Document Type
Article
Publication Date
1-1-2013
Peer Reviewed
Peer-Reviewed
Abstract

This paper examines how writing practice and engagement with textual artefacts (literature) can trigger an ongoing queer becoming. The paper discusses how the queer subject and subjectivity are constructed in the production and reception of queer texts. In other words, it explores how queer subjects are constituted by the processes and practices of reading and writing. Michel Foucault advocated an ongoing assembly and disassembly of subjectivity that constituted a kind of self-bricolage; a making and re-making of subjectivity that he saw as an aesthetic struggle towards an artistic ideal. Foucault described this process as an ethics of the self. An ethics of the self, or self-bricolage through writing, is a practice that has the potential to inform and alter the way subjects actively constitute themselves. Furthermore, creative and critical texts arising out of a queered aesthetics of existence can act as ‘models’ that strongly influence the ongoing becoming, and ethical refinement, of queer subjectivities.

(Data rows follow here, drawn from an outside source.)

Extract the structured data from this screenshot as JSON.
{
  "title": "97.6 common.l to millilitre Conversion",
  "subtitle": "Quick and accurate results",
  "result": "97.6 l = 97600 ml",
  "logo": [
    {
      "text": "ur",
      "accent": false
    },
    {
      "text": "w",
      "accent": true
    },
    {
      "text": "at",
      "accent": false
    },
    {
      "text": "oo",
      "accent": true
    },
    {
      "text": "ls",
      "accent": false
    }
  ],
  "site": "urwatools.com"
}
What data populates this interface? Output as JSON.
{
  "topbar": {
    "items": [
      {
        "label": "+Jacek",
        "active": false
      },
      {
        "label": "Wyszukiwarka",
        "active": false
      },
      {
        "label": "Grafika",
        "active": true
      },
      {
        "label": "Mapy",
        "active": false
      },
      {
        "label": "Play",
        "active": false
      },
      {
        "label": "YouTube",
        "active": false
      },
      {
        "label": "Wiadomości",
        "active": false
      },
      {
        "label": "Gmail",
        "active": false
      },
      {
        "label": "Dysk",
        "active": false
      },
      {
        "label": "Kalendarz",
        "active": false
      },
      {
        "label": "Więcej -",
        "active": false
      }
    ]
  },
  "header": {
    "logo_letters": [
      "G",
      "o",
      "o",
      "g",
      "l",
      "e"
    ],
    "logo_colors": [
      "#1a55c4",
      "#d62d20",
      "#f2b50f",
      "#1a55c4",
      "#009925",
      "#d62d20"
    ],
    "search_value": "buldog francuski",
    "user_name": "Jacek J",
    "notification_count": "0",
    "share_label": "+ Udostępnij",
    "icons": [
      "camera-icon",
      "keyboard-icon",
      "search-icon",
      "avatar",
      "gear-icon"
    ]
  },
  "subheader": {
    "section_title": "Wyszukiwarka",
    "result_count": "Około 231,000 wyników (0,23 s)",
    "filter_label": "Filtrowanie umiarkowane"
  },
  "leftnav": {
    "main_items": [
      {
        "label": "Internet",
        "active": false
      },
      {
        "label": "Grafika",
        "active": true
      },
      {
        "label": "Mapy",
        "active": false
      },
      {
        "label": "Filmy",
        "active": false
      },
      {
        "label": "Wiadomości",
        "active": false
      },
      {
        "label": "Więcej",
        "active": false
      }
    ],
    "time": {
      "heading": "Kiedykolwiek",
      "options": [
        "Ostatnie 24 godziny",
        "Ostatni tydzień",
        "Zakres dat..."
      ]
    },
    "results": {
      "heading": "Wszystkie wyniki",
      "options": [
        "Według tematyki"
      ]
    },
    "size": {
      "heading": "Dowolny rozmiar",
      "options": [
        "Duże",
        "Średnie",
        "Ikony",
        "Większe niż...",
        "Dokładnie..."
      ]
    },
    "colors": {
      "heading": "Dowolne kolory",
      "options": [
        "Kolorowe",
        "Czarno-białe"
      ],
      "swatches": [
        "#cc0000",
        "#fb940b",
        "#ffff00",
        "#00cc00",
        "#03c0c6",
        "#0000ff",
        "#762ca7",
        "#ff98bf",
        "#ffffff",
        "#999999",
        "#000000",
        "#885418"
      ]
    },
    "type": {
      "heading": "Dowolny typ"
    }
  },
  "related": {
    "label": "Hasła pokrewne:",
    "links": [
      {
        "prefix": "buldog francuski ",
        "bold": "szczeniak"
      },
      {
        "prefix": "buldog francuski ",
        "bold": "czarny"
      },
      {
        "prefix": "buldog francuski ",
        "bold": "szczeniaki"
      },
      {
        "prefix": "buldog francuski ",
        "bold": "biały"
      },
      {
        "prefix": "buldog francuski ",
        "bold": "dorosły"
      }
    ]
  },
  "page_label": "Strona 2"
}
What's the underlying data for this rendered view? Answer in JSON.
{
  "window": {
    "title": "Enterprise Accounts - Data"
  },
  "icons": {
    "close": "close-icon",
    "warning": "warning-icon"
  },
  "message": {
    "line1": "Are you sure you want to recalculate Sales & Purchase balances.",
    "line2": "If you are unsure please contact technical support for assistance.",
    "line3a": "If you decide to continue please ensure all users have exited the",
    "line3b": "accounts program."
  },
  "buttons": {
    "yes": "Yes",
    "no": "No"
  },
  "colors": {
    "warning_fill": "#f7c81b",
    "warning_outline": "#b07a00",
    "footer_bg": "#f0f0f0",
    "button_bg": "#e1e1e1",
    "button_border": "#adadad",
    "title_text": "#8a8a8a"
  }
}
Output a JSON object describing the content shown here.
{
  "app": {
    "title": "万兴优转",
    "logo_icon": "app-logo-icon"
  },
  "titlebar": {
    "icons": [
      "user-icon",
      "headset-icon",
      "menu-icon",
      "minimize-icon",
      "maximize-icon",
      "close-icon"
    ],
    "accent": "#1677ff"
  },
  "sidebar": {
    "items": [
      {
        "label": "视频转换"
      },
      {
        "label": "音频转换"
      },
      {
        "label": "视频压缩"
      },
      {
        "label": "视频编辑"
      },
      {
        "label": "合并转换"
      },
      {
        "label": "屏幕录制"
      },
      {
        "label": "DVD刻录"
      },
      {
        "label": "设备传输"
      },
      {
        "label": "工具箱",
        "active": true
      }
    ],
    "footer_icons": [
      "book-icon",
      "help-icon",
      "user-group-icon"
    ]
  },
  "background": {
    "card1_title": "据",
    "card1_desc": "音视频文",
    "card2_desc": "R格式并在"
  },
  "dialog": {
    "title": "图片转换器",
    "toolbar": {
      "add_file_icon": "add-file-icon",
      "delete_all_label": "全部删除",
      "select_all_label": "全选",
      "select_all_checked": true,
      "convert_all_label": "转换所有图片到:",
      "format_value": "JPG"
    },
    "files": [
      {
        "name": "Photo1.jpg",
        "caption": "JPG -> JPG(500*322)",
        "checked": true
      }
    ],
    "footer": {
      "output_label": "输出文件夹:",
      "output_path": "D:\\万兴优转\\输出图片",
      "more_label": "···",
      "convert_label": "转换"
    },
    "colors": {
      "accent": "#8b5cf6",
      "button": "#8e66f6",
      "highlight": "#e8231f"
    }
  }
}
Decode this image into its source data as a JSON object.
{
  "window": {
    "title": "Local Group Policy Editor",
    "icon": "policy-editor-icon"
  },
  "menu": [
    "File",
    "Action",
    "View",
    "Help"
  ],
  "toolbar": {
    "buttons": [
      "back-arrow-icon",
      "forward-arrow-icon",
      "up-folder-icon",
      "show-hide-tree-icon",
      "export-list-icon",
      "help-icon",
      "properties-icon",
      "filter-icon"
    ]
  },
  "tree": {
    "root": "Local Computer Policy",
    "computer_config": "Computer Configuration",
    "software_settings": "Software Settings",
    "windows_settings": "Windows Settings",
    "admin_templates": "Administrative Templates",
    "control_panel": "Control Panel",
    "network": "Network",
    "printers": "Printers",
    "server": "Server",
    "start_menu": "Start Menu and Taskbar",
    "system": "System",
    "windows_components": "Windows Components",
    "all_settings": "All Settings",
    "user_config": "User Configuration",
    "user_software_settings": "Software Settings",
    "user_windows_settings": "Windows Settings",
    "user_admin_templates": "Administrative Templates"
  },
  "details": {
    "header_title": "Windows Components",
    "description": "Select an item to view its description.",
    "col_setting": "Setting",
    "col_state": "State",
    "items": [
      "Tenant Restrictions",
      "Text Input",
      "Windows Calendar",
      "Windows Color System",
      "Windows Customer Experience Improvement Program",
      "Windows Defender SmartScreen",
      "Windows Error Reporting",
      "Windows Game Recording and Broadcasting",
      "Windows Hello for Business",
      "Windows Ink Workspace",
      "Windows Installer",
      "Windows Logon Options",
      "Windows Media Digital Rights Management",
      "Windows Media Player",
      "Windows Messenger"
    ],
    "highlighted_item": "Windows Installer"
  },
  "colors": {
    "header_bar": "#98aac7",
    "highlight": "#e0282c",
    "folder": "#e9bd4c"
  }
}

Citation Information

Postprint of: Baker, DJ 2013, 'Creative writing praxis as queer becoming', New Writing: The International Journal for the Practice and Theory of Creative Writing, vol. 10, no. 3, pp. 359-377.

Published version available from: http://doi.org/10.1080/14790726.2013.811265